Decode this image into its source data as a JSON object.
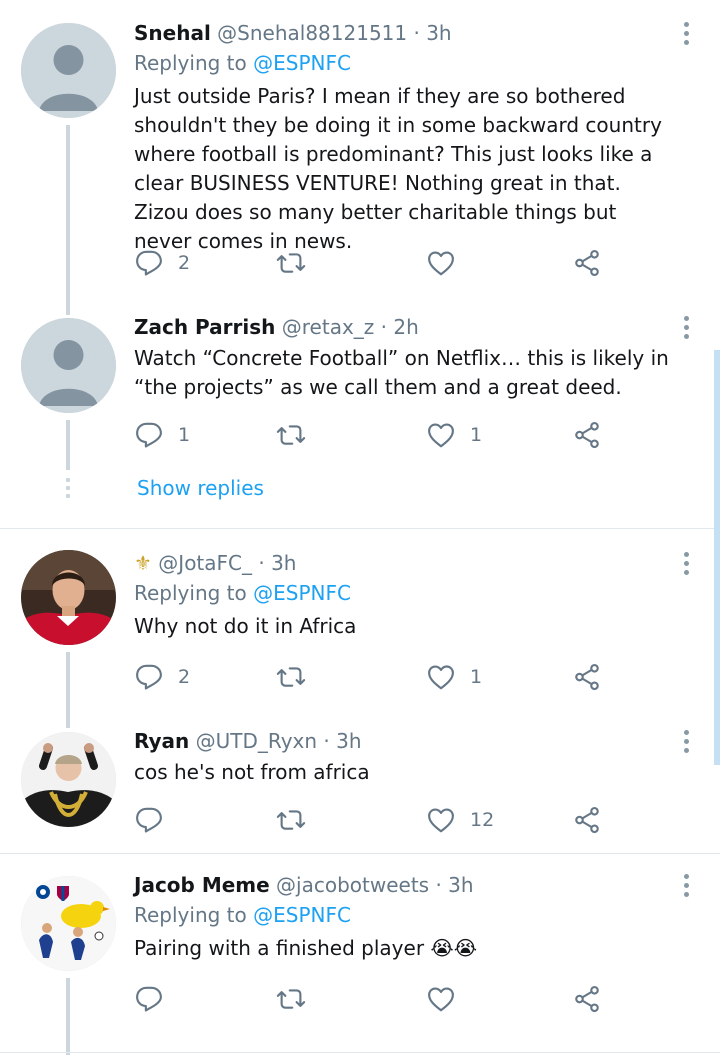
{
  "tweets": [
    {
      "name": "Snehal",
      "handle": "@Snehal88121511",
      "time": "· 3h",
      "replying_label": "Replying to",
      "replying_to": "@ESPNFC",
      "text": "Just outside Paris? I mean if they are so bothered shouldn't they be doing it in some backward country where football is predominant? This just looks like a clear BUSINESS VENTURE! Nothing great in that. Zizou does so many better charitable things but never comes in news.",
      "replies": "2",
      "retweets": "",
      "likes": ""
    },
    {
      "name": "Zach Parrish",
      "handle": "@retax_z",
      "time": "· 2h",
      "text": "Watch “Concrete Football” on Netflix… this is likely in “the projects” as we call them and a great deed.",
      "replies": "1",
      "retweets": "",
      "likes": "1",
      "show_replies": "Show replies"
    },
    {
      "name": "⚜",
      "handle": "@JotaFC_",
      "time": "· 3h",
      "replying_label": "Replying to",
      "replying_to": "@ESPNFC",
      "text": "Why not do it in Africa",
      "replies": "2",
      "retweets": "",
      "likes": "1"
    },
    {
      "name": "Ryan",
      "handle": "@UTD_Ryxn",
      "time": "· 3h",
      "text": "cos he's not from africa",
      "replies": "",
      "retweets": "",
      "likes": "12"
    },
    {
      "name": "Jacob Meme",
      "handle": "@jacobotweets",
      "time": "· 3h",
      "replying_label": "Replying to",
      "replying_to": "@ESPNFC",
      "text": "Pairing with a finished player 😭😭",
      "replies": "",
      "retweets": "",
      "likes": ""
    }
  ],
  "icons": {
    "reply": "reply-icon",
    "retweet": "retweet-icon",
    "like": "heart-icon",
    "share": "share-icon",
    "more": "more-vertical-icon"
  },
  "colors": {
    "link": "#1da1f2",
    "muted": "#657786",
    "divider": "#e1e8ed"
  }
}
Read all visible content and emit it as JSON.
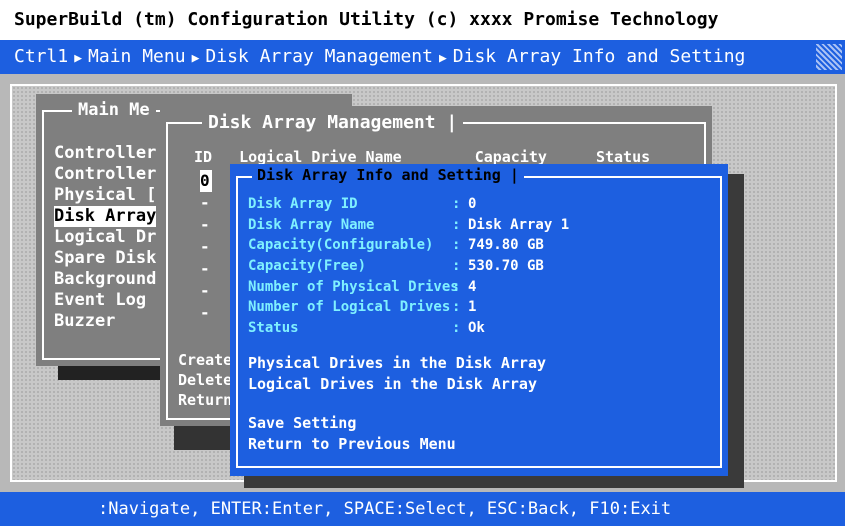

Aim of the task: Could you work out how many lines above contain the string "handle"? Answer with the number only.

Answer space: 5